Excerpts from an interface dataset
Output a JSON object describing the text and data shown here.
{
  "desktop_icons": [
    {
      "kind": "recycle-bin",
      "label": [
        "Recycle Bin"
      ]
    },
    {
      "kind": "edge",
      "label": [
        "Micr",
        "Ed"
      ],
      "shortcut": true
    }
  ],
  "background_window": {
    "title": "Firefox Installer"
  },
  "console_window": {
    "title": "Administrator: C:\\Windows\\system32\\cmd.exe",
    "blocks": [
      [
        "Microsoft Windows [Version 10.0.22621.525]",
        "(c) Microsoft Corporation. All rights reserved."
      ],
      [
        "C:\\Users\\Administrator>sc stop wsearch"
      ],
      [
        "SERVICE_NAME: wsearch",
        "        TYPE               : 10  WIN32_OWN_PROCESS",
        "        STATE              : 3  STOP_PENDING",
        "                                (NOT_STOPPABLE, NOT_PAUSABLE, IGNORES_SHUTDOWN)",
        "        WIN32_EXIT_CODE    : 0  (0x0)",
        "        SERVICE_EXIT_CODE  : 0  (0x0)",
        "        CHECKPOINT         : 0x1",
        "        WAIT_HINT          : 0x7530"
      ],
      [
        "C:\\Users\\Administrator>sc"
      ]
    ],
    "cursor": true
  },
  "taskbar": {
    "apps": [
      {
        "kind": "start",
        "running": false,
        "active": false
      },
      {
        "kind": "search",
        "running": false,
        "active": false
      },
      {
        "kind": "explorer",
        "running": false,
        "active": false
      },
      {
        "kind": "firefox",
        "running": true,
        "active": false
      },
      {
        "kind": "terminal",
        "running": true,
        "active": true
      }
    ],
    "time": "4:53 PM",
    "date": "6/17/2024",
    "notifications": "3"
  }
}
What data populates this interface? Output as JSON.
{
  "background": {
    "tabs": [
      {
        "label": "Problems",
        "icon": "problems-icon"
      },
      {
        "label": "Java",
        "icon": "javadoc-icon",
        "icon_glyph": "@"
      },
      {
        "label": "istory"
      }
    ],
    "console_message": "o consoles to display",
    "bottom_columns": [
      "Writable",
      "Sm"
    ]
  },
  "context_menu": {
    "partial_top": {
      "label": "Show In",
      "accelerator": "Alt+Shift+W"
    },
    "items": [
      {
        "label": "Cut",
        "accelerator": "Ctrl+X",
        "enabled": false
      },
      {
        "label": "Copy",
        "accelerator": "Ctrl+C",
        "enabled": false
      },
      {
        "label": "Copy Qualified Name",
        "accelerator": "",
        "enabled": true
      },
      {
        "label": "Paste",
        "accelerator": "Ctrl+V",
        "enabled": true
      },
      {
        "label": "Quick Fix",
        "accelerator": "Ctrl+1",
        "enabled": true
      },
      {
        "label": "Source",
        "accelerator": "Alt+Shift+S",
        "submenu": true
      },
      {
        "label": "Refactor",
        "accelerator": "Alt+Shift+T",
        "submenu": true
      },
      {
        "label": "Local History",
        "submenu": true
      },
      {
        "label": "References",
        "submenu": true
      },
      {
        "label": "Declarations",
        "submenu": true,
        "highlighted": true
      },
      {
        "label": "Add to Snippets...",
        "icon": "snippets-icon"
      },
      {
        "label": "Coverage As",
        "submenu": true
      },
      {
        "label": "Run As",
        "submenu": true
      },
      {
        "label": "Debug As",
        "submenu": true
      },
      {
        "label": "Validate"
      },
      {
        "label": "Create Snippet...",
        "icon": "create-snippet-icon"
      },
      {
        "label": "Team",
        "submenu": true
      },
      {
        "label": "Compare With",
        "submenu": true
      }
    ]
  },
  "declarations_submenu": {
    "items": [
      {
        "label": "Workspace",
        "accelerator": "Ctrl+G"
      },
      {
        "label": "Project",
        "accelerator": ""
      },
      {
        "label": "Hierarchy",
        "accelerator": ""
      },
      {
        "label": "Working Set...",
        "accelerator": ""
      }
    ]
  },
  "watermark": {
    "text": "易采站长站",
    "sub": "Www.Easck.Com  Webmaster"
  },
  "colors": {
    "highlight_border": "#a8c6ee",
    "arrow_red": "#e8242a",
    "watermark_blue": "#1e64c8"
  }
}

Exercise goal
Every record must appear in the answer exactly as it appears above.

Answer box
Output a JSON object describing the text and data shown here.
{
  "desktop_icons": [
    {
      "kind": "recycle-bin",
      "label": [
        "Recycle Bin"
      ]
    },
    {
      "kind": "edge",
      "label": [
        "Micr",
        "Ed"
      ],
      "shortcut": true
    }
  ],
  "background_window": {
    "title": "Firefox Installer"
  },
  "console_window": {
    "title": "Administrator: C:\\Windows\\system32\\cmd.exe",
    "blocks": [
      [
        "Microsoft Windows [Version 10.0.22621.525]",
        "(c) Microsoft Corporation. All rights reserved."
      ],
      [
        "C:\\Users\\Administrator>sc stop wsearch"
      ],
      [
        "SERVICE_NAME: wsearch",
        "        TYPE               : 10  WIN32_OWN_PROCESS",
        "        STATE              : 3  STOP_PENDING",
        "                                (NOT_STOPPABLE, NOT_PAUSABLE, IGNORES_SHUTDOWN)",
        "        WIN32_EXIT_CODE    : 0  (0x0)",
        "        SERVICE_EXIT_CODE  : 0  (0x0)",
        "        CHECKPOINT         : 0x1",
        "        WAIT_HINT          : 0x7530"
      ],
      [
        "C:\\Users\\Administrator>sc"
      ]
    ],
    "cursor": true
  },
  "taskbar": {
    "apps": [
      {
        "kind": "start",
        "running": false,
        "active": false
      },
      {
        "kind": "search",
        "running": false,
        "active": false
      },
      {
        "kind": "explorer",
        "running": false,
        "active": false
      },
      {
        "kind": "firefox",
        "running": true,
        "active": false
      },
      {
        "kind": "terminal",
        "running": true,
        "active": true
      }
    ],
    "time": "4:53 PM",
    "date": "6/17/2024",
    "notifications": "3"
  }
}
What data populates this interface? Output as JSON.
{
  "background": {
    "tabs": [
      {
        "label": "Problems",
        "icon": "problems-icon"
      },
      {
        "label": "Java",
        "icon": "javadoc-icon",
        "icon_glyph": "@"
      },
      {
        "label": "istory"
      }
    ],
    "console_message": "o consoles to display",
    "bottom_columns": [
      "Writable",
      "Sm"
    ]
  },
  "context_menu": {
    "partial_top": {
      "label": "Show In",
      "accelerator": "Alt+Shift+W"
    },
    "items": [
      {
        "label": "Cut",
        "accelerator": "Ctrl+X",
        "enabled": false
      },
      {
        "label": "Copy",
        "accelerator": "Ctrl+C",
        "enabled": false
      },
      {
        "label": "Copy Qualified Name",
        "accelerator": "",
        "enabled": true
      },
      {
        "label": "Paste",
        "accelerator": "Ctrl+V",
        "enabled": true
      },
      {
        "label": "Quick Fix",
        "accelerator": "Ctrl+1",
        "enabled": true
      },
      {
        "label": "Source",
        "accelerator": "Alt+Shift+S",
        "submenu": true
      },
      {
        "label": "Refactor",
        "accelerator": "Alt+Shift+T",
        "submenu": true
      },
      {
        "label": "Local History",
        "submenu": true
      },
      {
        "label": "References",
        "submenu": true
      },
      {
        "label": "Declarations",
        "submenu": true,
        "highlighted": true
      },
      {
        "label": "Add to Snippets...",
        "icon": "snippets-icon"
      },
      {
        "label": "Coverage As",
        "submenu": true
      },
      {
        "label": "Run As",
        "submenu": true
      },
      {
        "label": "Debug As",
        "submenu": true
      },
      {
        "label": "Validate"
      },
      {
        "label": "Create Snippet...",
        "icon": "create-snippet-icon"
      },
      {
        "label": "Team",
        "submenu": true
      },
      {
        "label": "Compare With",
        "submenu": true
      }
    ]
  },
  "declarations_submenu": {
    "items": [
      {
        "label": "Workspace",
        "accelerator": "Ctrl+G"
      },
      {
        "label": "Project",
        "accelerator": ""
      },
      {
        "label": "Hierarchy",
        "accelerator": ""
      },
      {
        "label": "Working Set...",
        "accelerator": ""
      }
    ]
  },
  "watermark": {
    "text": "易采站长站",
    "sub": "Www.Easck.Com  Webmaster"
  },
  "colors": {
    "highlight_border": "#a8c6ee",
    "arrow_red": "#e8242a",
    "watermark_blue": "#1e64c8"
  }
}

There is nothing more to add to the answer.